Hak Dan Lom Krod 1 Learning original Muay Thai: the power of team work. Chapter 4.

Hak Dan Lom Krod 2 Learning original Muay Thai: the power of team work. Chapter 4.

Yodkhunpon Sittripum was the typical example of aggressive fighter. His fight plan was basically to corner the opponent in order to unleash extremely powerful short range strikes, mainly elbows and knees. The extensive use of elbow strikes usually put his opponents in a state of anxiety. In fact, the elbow is the body weapon that fighters fear the most for its capacity to inflict serious wounds on the face and head. He was so reputed as an elbow strikes expert that he was labelled as the “fighter of 100 stitches” referring to the many wounds inflicted on the faces of his opponents. Once he had his opponent on the ropes, he combined elbow blows with short punches and knee strikes to make blocks and parries more difficult to apply. Even the strongest adversary fell victim to his fighting tactics. To an untrained eye, his strategy may seem basic and unrefined but in reality it is canny and well-planned in all aspects. I call this type of thai boxer a Pitbull stylist.

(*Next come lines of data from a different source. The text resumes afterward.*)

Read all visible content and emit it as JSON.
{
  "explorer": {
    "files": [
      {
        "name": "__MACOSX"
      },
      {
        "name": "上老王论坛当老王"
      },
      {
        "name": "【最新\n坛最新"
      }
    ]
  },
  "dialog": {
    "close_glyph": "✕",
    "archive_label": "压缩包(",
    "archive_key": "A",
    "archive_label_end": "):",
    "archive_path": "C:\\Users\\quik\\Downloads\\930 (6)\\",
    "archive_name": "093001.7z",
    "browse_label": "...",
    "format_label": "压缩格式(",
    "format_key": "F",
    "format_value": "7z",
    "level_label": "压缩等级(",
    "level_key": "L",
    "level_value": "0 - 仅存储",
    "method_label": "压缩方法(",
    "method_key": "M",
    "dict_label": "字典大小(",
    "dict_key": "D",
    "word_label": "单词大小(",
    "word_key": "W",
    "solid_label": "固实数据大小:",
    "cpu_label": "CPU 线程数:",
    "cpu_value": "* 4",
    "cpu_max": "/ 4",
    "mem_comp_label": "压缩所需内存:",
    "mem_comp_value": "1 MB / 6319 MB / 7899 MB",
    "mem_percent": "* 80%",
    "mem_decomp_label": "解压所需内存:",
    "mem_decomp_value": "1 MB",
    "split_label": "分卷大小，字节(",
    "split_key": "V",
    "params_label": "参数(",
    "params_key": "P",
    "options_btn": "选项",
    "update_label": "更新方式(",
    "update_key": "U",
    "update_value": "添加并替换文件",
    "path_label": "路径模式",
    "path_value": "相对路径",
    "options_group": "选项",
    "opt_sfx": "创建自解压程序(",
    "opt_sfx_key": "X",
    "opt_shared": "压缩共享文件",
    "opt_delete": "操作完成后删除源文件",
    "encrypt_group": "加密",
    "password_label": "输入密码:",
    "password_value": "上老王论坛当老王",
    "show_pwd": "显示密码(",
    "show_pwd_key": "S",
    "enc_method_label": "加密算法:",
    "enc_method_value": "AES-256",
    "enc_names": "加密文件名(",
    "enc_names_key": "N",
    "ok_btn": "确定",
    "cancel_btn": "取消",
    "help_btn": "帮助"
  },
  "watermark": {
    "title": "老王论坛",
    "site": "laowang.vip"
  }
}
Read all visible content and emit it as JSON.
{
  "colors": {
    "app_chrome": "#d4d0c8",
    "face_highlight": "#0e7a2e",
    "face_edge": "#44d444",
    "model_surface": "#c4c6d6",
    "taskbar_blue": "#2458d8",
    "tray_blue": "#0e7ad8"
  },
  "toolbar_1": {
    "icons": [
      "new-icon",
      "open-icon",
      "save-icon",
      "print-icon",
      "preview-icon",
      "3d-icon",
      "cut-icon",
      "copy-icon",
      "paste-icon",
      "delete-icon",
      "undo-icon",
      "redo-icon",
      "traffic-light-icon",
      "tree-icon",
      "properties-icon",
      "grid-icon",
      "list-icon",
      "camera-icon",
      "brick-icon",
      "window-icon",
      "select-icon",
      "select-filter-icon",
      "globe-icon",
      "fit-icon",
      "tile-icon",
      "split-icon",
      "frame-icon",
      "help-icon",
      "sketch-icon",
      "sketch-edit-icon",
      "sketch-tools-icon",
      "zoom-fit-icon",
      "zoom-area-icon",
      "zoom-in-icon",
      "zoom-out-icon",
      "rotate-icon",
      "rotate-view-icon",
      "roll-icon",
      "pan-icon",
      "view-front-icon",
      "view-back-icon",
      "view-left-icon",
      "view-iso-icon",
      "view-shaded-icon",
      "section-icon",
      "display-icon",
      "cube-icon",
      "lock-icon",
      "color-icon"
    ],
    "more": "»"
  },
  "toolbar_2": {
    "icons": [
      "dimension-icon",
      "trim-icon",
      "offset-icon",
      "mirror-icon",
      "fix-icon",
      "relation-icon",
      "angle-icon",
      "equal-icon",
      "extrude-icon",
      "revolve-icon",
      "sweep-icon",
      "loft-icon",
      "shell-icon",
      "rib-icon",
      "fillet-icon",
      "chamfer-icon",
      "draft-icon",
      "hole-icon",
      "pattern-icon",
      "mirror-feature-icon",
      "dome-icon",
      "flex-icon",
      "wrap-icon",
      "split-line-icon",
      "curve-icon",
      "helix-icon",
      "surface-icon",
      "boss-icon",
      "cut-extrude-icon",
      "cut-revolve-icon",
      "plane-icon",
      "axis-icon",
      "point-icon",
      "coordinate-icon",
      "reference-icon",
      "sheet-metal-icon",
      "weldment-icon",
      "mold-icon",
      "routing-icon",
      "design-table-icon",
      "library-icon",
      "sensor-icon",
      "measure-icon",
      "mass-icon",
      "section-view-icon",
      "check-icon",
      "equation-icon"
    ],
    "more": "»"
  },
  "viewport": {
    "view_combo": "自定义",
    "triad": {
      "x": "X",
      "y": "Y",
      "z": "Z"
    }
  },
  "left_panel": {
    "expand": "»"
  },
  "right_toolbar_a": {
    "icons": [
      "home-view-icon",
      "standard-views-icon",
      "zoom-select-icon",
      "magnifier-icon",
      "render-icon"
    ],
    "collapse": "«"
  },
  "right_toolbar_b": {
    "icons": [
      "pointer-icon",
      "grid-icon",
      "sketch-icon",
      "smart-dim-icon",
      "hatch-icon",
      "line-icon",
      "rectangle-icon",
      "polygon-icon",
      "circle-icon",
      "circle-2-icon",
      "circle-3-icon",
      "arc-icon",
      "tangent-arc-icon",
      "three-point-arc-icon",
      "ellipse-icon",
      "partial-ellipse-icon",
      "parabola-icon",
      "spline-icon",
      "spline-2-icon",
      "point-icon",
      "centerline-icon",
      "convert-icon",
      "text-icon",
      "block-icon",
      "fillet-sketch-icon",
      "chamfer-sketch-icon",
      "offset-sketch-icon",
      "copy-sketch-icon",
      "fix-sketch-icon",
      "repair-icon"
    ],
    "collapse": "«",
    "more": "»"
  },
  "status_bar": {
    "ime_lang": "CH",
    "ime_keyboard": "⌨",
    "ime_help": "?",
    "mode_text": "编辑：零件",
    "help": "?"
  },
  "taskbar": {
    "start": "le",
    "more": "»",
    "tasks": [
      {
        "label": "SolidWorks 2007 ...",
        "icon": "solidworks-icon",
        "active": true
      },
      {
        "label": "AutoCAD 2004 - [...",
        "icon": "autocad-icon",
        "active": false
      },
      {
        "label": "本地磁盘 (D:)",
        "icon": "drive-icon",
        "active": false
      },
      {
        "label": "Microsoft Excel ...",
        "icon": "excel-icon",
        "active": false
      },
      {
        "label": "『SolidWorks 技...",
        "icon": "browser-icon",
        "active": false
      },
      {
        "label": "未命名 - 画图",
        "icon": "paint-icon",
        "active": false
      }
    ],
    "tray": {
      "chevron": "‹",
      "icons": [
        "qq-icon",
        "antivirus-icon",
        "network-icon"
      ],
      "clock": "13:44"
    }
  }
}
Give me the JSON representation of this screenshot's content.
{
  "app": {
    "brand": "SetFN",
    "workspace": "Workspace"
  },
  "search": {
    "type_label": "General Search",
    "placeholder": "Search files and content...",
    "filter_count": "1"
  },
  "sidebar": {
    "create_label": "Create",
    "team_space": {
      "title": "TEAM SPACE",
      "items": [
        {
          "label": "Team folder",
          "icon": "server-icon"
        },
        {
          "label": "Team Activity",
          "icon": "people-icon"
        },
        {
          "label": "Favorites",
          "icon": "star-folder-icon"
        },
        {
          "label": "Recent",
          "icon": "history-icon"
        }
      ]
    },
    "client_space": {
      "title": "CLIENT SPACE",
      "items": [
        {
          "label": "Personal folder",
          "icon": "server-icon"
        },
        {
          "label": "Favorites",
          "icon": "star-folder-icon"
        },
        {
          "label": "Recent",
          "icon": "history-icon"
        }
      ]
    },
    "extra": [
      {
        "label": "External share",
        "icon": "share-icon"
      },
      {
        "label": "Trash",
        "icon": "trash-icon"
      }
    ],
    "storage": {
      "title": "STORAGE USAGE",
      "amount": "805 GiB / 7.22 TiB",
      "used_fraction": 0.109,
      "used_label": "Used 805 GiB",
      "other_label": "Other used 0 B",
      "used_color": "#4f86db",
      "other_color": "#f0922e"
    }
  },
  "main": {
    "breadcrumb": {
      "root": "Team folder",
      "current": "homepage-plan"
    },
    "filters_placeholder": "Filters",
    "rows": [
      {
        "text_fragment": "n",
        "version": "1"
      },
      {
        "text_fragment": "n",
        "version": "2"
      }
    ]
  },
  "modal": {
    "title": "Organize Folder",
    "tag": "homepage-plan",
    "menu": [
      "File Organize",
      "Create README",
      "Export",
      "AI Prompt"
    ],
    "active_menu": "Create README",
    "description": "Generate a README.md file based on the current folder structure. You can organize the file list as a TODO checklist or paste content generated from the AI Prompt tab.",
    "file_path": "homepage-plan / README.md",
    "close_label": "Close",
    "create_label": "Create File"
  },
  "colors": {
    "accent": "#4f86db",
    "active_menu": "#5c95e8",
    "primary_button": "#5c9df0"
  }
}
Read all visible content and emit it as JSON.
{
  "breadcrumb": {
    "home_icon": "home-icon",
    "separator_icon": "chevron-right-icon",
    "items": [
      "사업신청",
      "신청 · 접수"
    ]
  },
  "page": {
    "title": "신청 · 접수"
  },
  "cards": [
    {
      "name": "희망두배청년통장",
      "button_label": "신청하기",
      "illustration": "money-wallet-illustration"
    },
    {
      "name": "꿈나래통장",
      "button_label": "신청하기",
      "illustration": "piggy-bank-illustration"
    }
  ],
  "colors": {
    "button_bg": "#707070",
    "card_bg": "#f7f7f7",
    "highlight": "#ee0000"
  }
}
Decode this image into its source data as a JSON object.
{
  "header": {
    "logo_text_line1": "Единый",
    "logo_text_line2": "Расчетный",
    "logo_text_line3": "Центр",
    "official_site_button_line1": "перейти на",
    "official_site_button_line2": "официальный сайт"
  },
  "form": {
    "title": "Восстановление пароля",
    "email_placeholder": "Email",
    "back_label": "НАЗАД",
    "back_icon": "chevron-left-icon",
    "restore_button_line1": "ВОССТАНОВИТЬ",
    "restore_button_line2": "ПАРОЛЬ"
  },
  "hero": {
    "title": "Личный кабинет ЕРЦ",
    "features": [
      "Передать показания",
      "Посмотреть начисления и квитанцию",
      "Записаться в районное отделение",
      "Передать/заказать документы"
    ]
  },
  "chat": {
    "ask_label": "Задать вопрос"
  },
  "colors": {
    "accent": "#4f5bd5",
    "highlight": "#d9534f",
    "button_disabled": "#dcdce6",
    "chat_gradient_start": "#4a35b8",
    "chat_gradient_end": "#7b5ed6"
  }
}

Yodkunpon 2 Learning original Muay Thai: the power of team work. Chapter 4.

Pitbull stylist’s features:
Hyper aggressive attitude
A Pitbull stylist’s characteristics are his tenacity, gameness, and courage. Yodkhunpon possessed all of these attributes combined with a very aggressive attitude. His relentless fighting style put all his opponents under constant pressure, forcing them to engage in close range combat even if they didn’t want to.
Perfected footwork to cut off the ring
In order to stick to his plan, Yodkhunpon employed specific footwork to cut off the ring and close the gap with the opponent. His skill in closing the distance was so refined that very few opponents had the speed and ability to avoid being cornered. His aggressive footwork was not improvised but resulted from countless hours of work with his fellow fighters and his trainers.
Powerful offensive combinations.
Yodkhunpon often used attacks by combinations to overwhelm his opponents. One of his preferred combo consisted of a left knee to the body followed by a right elbow to the head (or vice versa). In Muay Boran jargon this combination of knee and elbow attacks is called Take Ti Chud.

Take Ti Chud Learning original Muay Thai: the power of team work. Chapter 4.

Great stamina
Fighting at close range, constantly pressing the opponent requires great endurance. His rigorous training regimen was the bedrock that supported all of his fighting strategy. Roadwork, pad work and clinch work were the ingredients of his daily training routine. Each exercise was performed with the determination of a vigorous fighter who likes to mix it up.

Ability to take a blow
As an aggressive fighter Yodkhunpon had to possess the ability to resist and recover from the opponents’ blows. In order to do that, he concentrated on neck exercises on a daily basis. In fact, as all fighters know, a strong neck acts as a natural shock absorber and can keep the defender safe in case of a head strike. One of his favoured neck exercise was the wrestler bridge: he favoured the headstand version. I remembered him performing the headstand on the corner of the ring; once reached the proper position he started to perform neck stretches in all directions, back and forth and left to right for a true all-round neck development. Note that this arduous exercise was usually executed after an hour or so of clinch sparring with one or more sparring partners (!).